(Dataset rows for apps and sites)
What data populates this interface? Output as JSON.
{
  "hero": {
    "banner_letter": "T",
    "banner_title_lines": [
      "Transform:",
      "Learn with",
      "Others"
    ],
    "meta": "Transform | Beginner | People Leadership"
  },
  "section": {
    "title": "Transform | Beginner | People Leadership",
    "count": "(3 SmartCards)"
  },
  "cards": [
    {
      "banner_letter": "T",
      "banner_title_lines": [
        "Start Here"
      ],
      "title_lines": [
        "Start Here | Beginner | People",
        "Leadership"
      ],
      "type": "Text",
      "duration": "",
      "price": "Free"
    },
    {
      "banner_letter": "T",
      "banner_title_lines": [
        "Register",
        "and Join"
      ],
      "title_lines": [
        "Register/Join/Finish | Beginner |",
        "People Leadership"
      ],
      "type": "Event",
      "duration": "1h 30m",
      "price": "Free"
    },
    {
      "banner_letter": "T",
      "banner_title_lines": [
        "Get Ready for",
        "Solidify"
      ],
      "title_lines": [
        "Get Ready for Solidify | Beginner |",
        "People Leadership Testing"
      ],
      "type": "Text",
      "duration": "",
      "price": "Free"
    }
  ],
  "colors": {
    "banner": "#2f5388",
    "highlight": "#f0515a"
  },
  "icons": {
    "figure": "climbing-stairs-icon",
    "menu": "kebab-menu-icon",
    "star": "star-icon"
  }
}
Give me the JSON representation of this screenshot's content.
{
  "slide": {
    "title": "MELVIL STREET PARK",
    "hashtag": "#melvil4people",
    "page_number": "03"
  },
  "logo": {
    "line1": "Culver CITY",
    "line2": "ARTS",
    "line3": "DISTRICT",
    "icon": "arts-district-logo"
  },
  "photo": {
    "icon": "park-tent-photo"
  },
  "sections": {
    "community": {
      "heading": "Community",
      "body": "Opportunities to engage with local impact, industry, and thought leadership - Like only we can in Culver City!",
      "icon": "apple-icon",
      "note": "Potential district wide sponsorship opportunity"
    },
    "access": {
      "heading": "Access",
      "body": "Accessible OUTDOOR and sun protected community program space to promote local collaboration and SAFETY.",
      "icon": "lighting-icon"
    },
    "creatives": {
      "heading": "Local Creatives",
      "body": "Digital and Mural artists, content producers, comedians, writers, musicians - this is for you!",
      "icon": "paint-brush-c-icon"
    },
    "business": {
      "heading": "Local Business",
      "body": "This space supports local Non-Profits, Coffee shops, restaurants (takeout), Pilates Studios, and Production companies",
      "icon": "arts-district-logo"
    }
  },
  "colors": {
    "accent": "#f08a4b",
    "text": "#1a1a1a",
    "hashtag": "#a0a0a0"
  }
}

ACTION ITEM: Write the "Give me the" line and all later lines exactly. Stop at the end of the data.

TASK ANSWER:
Give me the JSON representation of this screenshot's content.
{
  "slide": {
    "title": "MELVIL STREET PARK",
    "hashtag": "#melvil4people",
    "page_number": "03"
  },
  "logo": {
    "line1": "Culver CITY",
    "line2": "ARTS",
    "line3": "DISTRICT",
    "icon": "arts-district-logo"
  },
  "photo": {
    "icon": "park-tent-photo"
  },
  "sections": {
    "community": {
      "heading": "Community",
      "body": "Opportunities to engage with local impact, industry, and thought leadership - Like only we can in Culver City!",
      "icon": "apple-icon",
      "note": "Potential district wide sponsorship opportunity"
    },
    "access": {
      "heading": "Access",
      "body": "Accessible OUTDOOR and sun protected community program space to promote local collaboration and SAFETY.",
      "icon": "lighting-icon"
    },
    "creatives": {
      "heading": "Local Creatives",
      "body": "Digital and Mural artists, content producers, comedians, writers, musicians - this is for you!",
      "icon": "paint-brush-c-icon"
    },
    "business": {
      "heading": "Local Business",
      "body": "This space supports local Non-Profits, Coffee shops, restaurants (takeout), Pilates Studios, and Production companies",
      "icon": "arts-district-logo"
    }
  },
  "colors": {
    "accent": "#f08a4b",
    "text": "#1a1a1a",
    "hashtag": "#a0a0a0"
  }
}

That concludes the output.